  • According to Queen’s Printer, the government spent $175,655 to print those generic highway project signs in 2015, and $158,182 in 2014 (an average of $166,919). At $850 per sign we would be looking at 196 new signs a year. Given that cheaper signs are also printed, the actual number of signs is likely much higher.
  • With an average installation cost of $1,214 (see information below), it would cost $237,944 to install 196 project signs.
  • Removing 196 signs would cost $44,100.
  • If you figure on only one Massey-style special order a year ($60,598), the annual cost for all these expenses is $509,561.
  • Given the existence of the cheaper signs mentioned earlier, the total expenses are likely higher, given increased installation and removal costs.

Installation and Removal

2012 Massey sign installation invoices:

  • Installing five signs: $11,705
  • Average cost to install one sign: $2,341

31 January 2014 Invoice from Sparker Construction:

  • Installing Highway Project signs: $800 each
  • Installing “End of Project” signs: $500 each
  • Remove two-post signs: $350 each
  • Removing existing signs: $100 each

Average sign removal cost using above figures: $225 ($44,100 for 196 signs)

Average sign installation cost using above figures: $1,214 ($237,944 for 196 signs)

2014 Massey Signs (Special Order)

12 February 2014 purchase order from Ministry of Transportation:

  • Aluminum sign costs: $24,268

31 March 2014 invoice from Mainroad:

  • Installation: $36,330

Total cost for Massey special order: $60,598

MLA Huntington - Highway Project Sign Invoices FOI by VickiHuntingtonMLA on Scribd

Bureaucrats sent to Model UN to resolve differences.
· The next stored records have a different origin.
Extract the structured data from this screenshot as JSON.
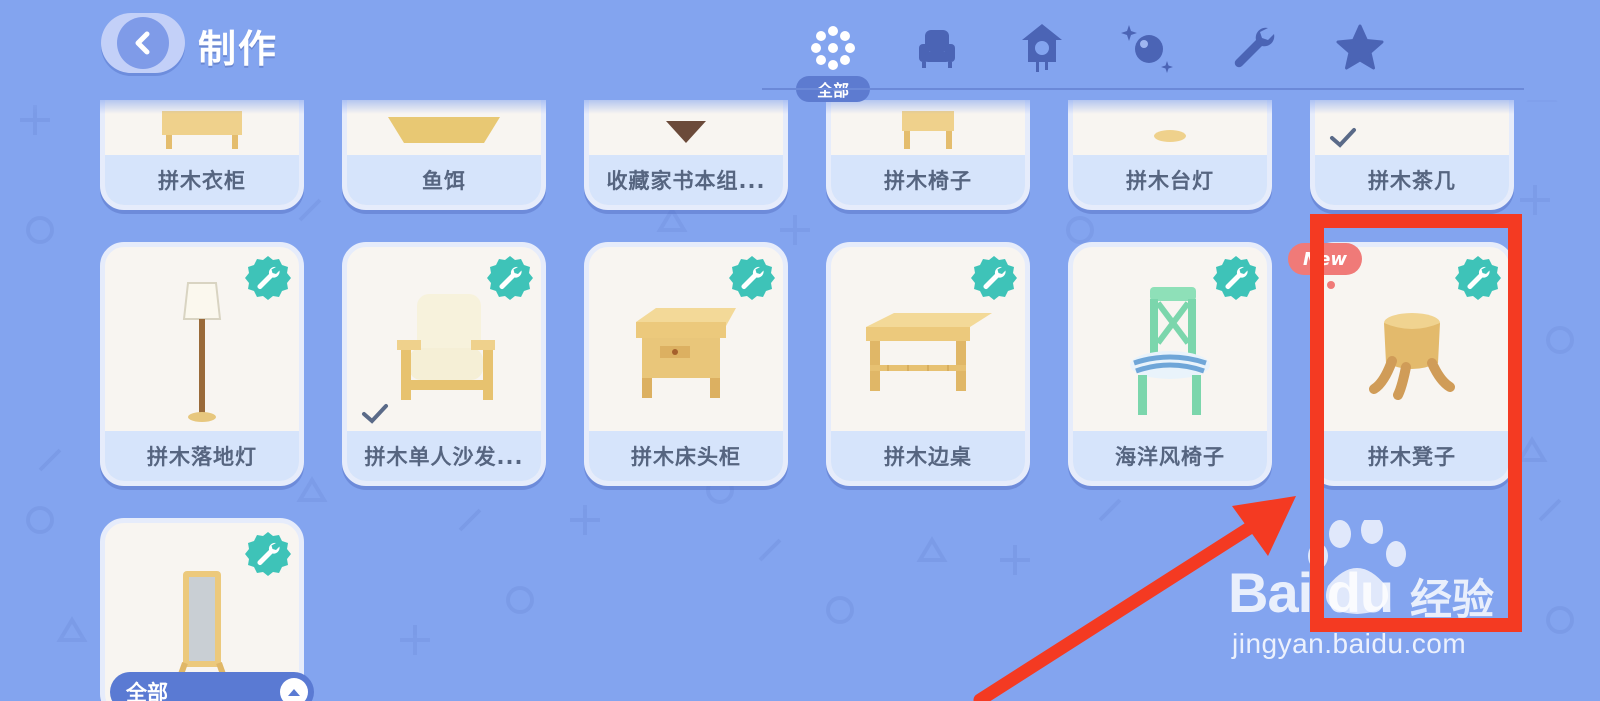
{
  "header": {
    "title": "制作",
    "tabs": [
      {
        "icon": "all-flower-icon",
        "active": true,
        "label": "全部"
      },
      {
        "icon": "armchair-icon",
        "active": false
      },
      {
        "icon": "cuckoo-clock-icon",
        "active": false
      },
      {
        "icon": "sparkle-ball-icon",
        "active": false
      },
      {
        "icon": "wrench-icon",
        "active": false
      },
      {
        "icon": "star-icon",
        "active": false
      }
    ]
  },
  "items_row1": [
    {
      "label": "拼木衣柜"
    },
    {
      "label": "鱼饵"
    },
    {
      "label": "收藏家书本组..."
    },
    {
      "label": "拼木椅子"
    },
    {
      "label": "拼木台灯"
    },
    {
      "label": "拼木茶几",
      "owned": true
    }
  ],
  "items_row2": [
    {
      "label": "拼木落地灯",
      "craftable": true
    },
    {
      "label": "拼木单人沙发...",
      "craftable": true,
      "owned": true
    },
    {
      "label": "拼木床头柜",
      "craftable": true
    },
    {
      "label": "拼木边桌",
      "craftable": true
    },
    {
      "label": "海洋风椅子",
      "craftable": true
    },
    {
      "label": "拼木凳子",
      "craftable": true,
      "new_badge": "New"
    }
  ],
  "items_row3": [
    {
      "label": "",
      "craftable": true
    }
  ],
  "filter": {
    "label": "全部"
  },
  "watermark": {
    "brand": "Bai du",
    "cn": "经验",
    "url": "jingyan.baidu.com"
  },
  "colors": {
    "background": "#83a4ef",
    "highlight": "#f43a22",
    "accent": "#5a7ad3",
    "badge": "#3ec3b8"
  }
}
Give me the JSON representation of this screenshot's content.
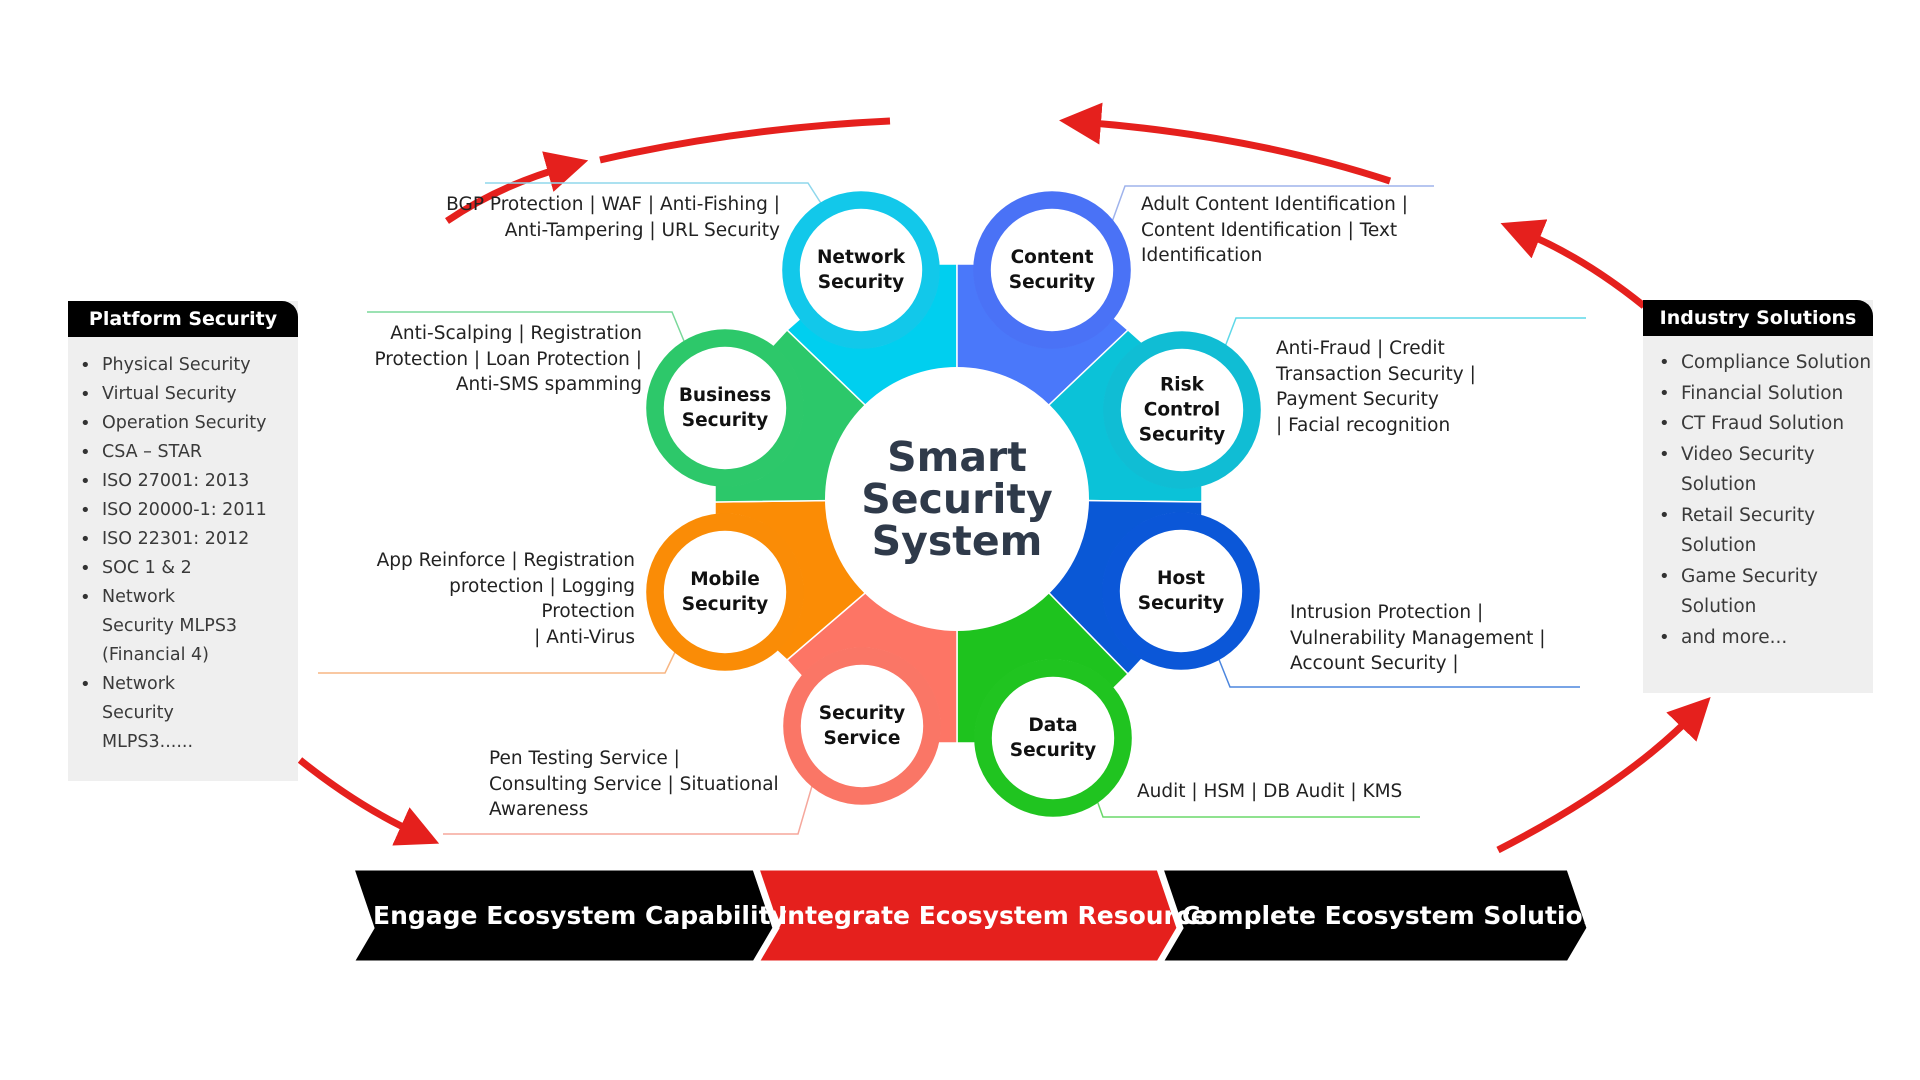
{
  "center": {
    "title": "Smart\nSecurity\nSystem"
  },
  "nodes": [
    {
      "id": "network",
      "label": "Network\nSecurity",
      "color": "#12C8EA",
      "segment_color": "#00CFEF",
      "description": "BGP Protection | WAF | Anti-Fishing |\nAnti-Tampering | URL Security",
      "line_color": "#8FD7EC"
    },
    {
      "id": "content",
      "label": "Content\nSecurity",
      "color": "#4A72F6",
      "segment_color": "#4A78FA",
      "description": "Adult Content Identification |\nContent Identification | Text\nIdentification",
      "line_color": "#9FB3EC"
    },
    {
      "id": "risk",
      "label": "Risk\nControl\nSecurity",
      "color": "#10BDD4",
      "segment_color": "#0BC2D8",
      "description": "Anti-Fraud | Credit\nTransaction Security |\nPayment Security\n| Facial recognition",
      "line_color": "#5ED8E8"
    },
    {
      "id": "host",
      "label": "Host\nSecurity",
      "color": "#0B57D8",
      "segment_color": "#0A58D6",
      "description": "Intrusion Protection |\nVulnerability Management |\nAccount Security |",
      "line_color": "#4C86DE"
    },
    {
      "id": "data",
      "label": "Data\nSecurity",
      "color": "#20C420",
      "segment_color": "#1EC31E",
      "description": "Audit | HSM | DB Audit | KMS",
      "line_color": "#6AD86A"
    },
    {
      "id": "service",
      "label": "Security\nService",
      "color": "#FA7666",
      "segment_color": "#FD7565",
      "description": "Pen Testing Service |\nConsulting Service | Situational\nAwareness",
      "line_color": "#F5A79C"
    },
    {
      "id": "mobile",
      "label": "Mobile\nSecurity",
      "color": "#FA8C06",
      "segment_color": "#FB8C05",
      "description": "App Reinforce | Registration\nprotection | Logging\nProtection\n| Anti-Virus",
      "line_color": "#F7B683"
    },
    {
      "id": "business",
      "label": "Business\nSecurity",
      "color": "#2DC86A",
      "segment_color": "#2CC86A",
      "description": "Anti-Scalping | Registration\nProtection | Loan Protection |\nAnti-SMS spamming",
      "line_color": "#7AD89A"
    }
  ],
  "platform_security": {
    "title": "Platform Security",
    "items": [
      "Physical Security",
      "Virtual Security",
      "Operation Security",
      "CSA – STAR",
      "ISO 27001: 2013",
      "ISO 20000-1: 2011",
      "ISO 22301: 2012",
      "SOC 1 & 2",
      "Network Security MLPS3 (Financial 4)",
      "Network Security MLPS3......"
    ]
  },
  "industry_solutions": {
    "title": "Industry Solutions",
    "items": [
      "Compliance Solution",
      "Financial Solution",
      "CT Fraud Solution",
      "Video Security Solution",
      "Retail Security Solution",
      "Game Security Solution",
      "and more..."
    ]
  },
  "process_steps": [
    {
      "label": "Engage Ecosystem Capability",
      "color": "#000000"
    },
    {
      "label": "Integrate Ecosystem Resource",
      "color": "#E5201D"
    },
    {
      "label": "Complete Ecosystem Solution",
      "color": "#000000"
    }
  ],
  "colors": {
    "arrow": "#E5201D",
    "center_text": "#2F3A4A",
    "panel_bg": "#EFEFEF",
    "panel_header": "#000000"
  }
}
Really?

Here’s one for the “are you kidding me” file. A freedom of information request filed by my office revealed a government plan to use a two-week “Model UN” conference for bureaucrats to make binding policy decisions.